How to complete this task.
A complete and exact copy of the data below is the task.

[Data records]
-- Opening Marker --
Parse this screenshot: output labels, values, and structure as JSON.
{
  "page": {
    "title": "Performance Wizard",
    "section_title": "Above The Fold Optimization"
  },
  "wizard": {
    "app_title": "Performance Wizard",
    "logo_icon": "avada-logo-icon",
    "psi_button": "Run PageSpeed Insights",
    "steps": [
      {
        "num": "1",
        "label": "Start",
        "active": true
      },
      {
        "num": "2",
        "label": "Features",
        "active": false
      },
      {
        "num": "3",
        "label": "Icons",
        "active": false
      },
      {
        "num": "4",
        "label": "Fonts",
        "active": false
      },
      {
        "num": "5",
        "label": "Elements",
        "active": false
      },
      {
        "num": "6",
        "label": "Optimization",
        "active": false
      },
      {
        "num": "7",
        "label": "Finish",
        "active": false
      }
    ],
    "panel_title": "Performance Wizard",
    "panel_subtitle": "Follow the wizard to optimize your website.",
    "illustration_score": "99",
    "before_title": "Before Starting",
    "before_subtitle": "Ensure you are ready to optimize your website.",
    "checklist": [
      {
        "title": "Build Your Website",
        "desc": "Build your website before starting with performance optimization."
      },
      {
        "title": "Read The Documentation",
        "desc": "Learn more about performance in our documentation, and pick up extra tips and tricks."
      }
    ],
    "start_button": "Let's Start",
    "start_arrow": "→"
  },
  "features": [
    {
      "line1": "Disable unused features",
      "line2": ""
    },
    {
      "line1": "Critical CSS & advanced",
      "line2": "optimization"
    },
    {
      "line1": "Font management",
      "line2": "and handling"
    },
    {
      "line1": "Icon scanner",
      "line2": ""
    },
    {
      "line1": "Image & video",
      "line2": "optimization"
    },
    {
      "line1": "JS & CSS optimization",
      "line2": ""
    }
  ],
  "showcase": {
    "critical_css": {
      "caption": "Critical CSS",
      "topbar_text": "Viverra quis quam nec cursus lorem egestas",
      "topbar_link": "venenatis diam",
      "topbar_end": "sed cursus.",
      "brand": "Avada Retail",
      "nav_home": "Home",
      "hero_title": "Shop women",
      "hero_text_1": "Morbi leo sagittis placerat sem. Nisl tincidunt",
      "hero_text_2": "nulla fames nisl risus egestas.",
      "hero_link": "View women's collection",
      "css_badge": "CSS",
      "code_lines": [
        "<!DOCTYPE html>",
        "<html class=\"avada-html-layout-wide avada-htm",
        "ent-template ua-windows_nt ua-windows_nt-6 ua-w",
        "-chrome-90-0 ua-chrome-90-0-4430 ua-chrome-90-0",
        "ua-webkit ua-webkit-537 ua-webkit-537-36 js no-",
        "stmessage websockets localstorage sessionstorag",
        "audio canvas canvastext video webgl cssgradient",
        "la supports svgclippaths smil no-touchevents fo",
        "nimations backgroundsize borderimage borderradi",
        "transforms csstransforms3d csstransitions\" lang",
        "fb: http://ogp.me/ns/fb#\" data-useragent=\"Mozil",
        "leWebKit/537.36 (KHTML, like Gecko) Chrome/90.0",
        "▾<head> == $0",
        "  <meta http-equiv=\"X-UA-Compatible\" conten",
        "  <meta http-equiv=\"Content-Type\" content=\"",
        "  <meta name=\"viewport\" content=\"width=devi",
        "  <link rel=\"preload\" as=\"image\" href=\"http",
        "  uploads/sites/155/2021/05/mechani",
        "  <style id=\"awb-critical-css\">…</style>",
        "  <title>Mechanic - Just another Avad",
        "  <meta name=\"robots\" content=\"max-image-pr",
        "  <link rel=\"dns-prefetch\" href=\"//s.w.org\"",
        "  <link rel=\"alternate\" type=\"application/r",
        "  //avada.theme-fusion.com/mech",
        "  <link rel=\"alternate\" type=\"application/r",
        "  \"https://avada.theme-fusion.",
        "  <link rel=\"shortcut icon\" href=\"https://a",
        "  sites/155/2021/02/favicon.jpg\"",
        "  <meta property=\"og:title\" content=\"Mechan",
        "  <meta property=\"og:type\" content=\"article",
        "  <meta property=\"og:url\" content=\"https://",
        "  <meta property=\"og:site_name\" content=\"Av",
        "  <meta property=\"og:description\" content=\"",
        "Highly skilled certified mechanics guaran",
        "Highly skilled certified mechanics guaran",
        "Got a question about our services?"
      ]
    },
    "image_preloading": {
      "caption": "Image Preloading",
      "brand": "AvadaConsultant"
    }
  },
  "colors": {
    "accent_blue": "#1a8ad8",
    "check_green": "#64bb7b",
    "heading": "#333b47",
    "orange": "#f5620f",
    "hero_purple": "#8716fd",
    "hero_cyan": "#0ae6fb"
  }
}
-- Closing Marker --
Solution for this exercise.
Parse this screenshot: output labels, values, and structure as JSON.
{
  "page": {
    "title": "Performance Wizard",
    "section_title": "Above The Fold Optimization"
  },
  "wizard": {
    "app_title": "Performance Wizard",
    "logo_icon": "avada-logo-icon",
    "psi_button": "Run PageSpeed Insights",
    "steps": [
      {
        "num": "1",
        "label": "Start",
        "active": true
      },
      {
        "num": "2",
        "label": "Features",
        "active": false
      },
      {
        "num": "3",
        "label": "Icons",
        "active": false
      },
      {
        "num": "4",
        "label": "Fonts",
        "active": false
      },
      {
        "num": "5",
        "label": "Elements",
        "active": false
      },
      {
        "num": "6",
        "label": "Optimization",
        "active": false
      },
      {
        "num": "7",
        "label": "Finish",
        "active": false
      }
    ],
    "panel_title": "Performance Wizard",
    "panel_subtitle": "Follow the wizard to optimize your website.",
    "illustration_score": "99",
    "before_title": "Before Starting",
    "before_subtitle": "Ensure you are ready to optimize your website.",
    "checklist": [
      {
        "title": "Build Your Website",
        "desc": "Build your website before starting with performance optimization."
      },
      {
        "title": "Read The Documentation",
        "desc": "Learn more about performance in our documentation, and pick up extra tips and tricks."
      }
    ],
    "start_button": "Let's Start",
    "start_arrow": "→"
  },
  "features": [
    {
      "line1": "Disable unused features",
      "line2": ""
    },
    {
      "line1": "Critical CSS & advanced",
      "line2": "optimization"
    },
    {
      "line1": "Font management",
      "line2": "and handling"
    },
    {
      "line1": "Icon scanner",
      "line2": ""
    },
    {
      "line1": "Image & video",
      "line2": "optimization"
    },
    {
      "line1": "JS & CSS optimization",
      "line2": ""
    }
  ],
  "showcase": {
    "critical_css": {
      "caption": "Critical CSS",
      "topbar_text": "Viverra quis quam nec cursus lorem egestas",
      "topbar_link": "venenatis diam",
      "topbar_end": "sed cursus.",
      "brand": "Avada Retail",
      "nav_home": "Home",
      "hero_title": "Shop women",
      "hero_text_1": "Morbi leo sagittis placerat sem. Nisl tincidunt",
      "hero_text_2": "nulla fames nisl risus egestas.",
      "hero_link": "View women's collection",
      "css_badge": "CSS",
      "code_lines": [
        "<!DOCTYPE html>",
        "<html class=\"avada-html-layout-wide avada-htm",
        "ent-template ua-windows_nt ua-windows_nt-6 ua-w",
        "-chrome-90-0 ua-chrome-90-0-4430 ua-chrome-90-0",
        "ua-webkit ua-webkit-537 ua-webkit-537-36 js no-",
        "stmessage websockets localstorage sessionstorag",
        "audio canvas canvastext video webgl cssgradient",
        "la supports svgclippaths smil no-touchevents fo",
        "nimations backgroundsize borderimage borderradi",
        "transforms csstransforms3d csstransitions\" lang",
        "fb: http://ogp.me/ns/fb#\" data-useragent=\"Mozil",
        "leWebKit/537.36 (KHTML, like Gecko) Chrome/90.0",
        "▾<head> == $0",
        "  <meta http-equiv=\"X-UA-Compatible\" conten",
        "  <meta http-equiv=\"Content-Type\" content=\"",
        "  <meta name=\"viewport\" content=\"width=devi",
        "  <link rel=\"preload\" as=\"image\" href=\"http",
        "  uploads/sites/155/2021/05/mechani",
        "  <style id=\"awb-critical-css\">…</style>",
        "  <title>Mechanic - Just another Avad",
        "  <meta name=\"robots\" content=\"max-image-pr",
        "  <link rel=\"dns-prefetch\" href=\"//s.w.org\"",
        "  <link rel=\"alternate\" type=\"application/r",
        "  //avada.theme-fusion.com/mech",
        "  <link rel=\"alternate\" type=\"application/r",
        "  \"https://avada.theme-fusion.",
        "  <link rel=\"shortcut icon\" href=\"https://a",
        "  sites/155/2021/02/favicon.jpg\"",
        "  <meta property=\"og:title\" content=\"Mechan",
        "  <meta property=\"og:type\" content=\"article",
        "  <meta property=\"og:url\" content=\"https://",
        "  <meta property=\"og:site_name\" content=\"Av",
        "  <meta property=\"og:description\" content=\"",
        "Highly skilled certified mechanics guaran",
        "Highly skilled certified mechanics guaran",
        "Got a question about our services?"
      ]
    },
    "image_preloading": {
      "caption": "Image Preloading",
      "brand": "AvadaConsultant"
    }
  },
  "colors": {
    "accent_blue": "#1a8ad8",
    "check_green": "#64bb7b",
    "heading": "#333b47",
    "orange": "#f5620f",
    "hero_purple": "#8716fd",
    "hero_cyan": "#0ae6fb"
  }
}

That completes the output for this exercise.